If a line in the listing below includes the word "important", pick it out.

★ ★ ★ ★

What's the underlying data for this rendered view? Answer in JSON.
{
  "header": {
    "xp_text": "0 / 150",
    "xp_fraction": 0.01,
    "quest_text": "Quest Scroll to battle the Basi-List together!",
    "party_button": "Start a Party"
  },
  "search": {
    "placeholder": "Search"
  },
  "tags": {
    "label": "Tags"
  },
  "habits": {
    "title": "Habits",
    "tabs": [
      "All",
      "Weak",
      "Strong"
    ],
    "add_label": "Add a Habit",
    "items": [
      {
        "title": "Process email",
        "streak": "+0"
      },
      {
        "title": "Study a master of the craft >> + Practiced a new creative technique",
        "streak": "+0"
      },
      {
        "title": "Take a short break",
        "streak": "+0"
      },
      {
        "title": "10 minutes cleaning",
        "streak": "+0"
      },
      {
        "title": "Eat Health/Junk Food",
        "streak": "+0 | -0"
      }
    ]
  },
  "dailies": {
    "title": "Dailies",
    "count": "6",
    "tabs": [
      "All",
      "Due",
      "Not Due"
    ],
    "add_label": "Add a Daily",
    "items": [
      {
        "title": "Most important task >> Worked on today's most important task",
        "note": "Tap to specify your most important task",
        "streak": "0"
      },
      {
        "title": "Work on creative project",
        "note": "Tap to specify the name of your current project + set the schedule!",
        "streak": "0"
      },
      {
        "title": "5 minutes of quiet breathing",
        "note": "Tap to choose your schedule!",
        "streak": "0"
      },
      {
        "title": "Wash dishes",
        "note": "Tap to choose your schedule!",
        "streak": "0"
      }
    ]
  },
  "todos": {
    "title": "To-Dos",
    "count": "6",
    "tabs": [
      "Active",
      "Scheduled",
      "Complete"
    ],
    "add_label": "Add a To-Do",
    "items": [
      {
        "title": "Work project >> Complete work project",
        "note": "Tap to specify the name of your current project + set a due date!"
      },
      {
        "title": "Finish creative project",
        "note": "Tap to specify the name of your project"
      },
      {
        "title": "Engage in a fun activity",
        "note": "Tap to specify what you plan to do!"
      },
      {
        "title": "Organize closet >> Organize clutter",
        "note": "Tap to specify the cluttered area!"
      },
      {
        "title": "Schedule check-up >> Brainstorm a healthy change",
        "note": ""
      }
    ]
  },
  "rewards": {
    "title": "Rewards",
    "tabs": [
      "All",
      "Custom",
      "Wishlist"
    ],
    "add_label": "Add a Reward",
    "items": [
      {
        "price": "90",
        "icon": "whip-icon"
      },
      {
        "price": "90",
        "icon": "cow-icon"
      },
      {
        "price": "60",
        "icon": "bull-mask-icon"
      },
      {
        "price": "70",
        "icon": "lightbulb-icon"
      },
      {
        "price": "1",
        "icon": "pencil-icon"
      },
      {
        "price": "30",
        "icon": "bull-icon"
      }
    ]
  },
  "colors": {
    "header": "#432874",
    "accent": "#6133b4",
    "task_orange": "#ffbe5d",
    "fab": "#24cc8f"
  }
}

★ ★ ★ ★

## RESULT OF THIS EXERCISE
        "title": "Most important task >> Worked on today's most important task",
        "note": "Tap to specify your most important task",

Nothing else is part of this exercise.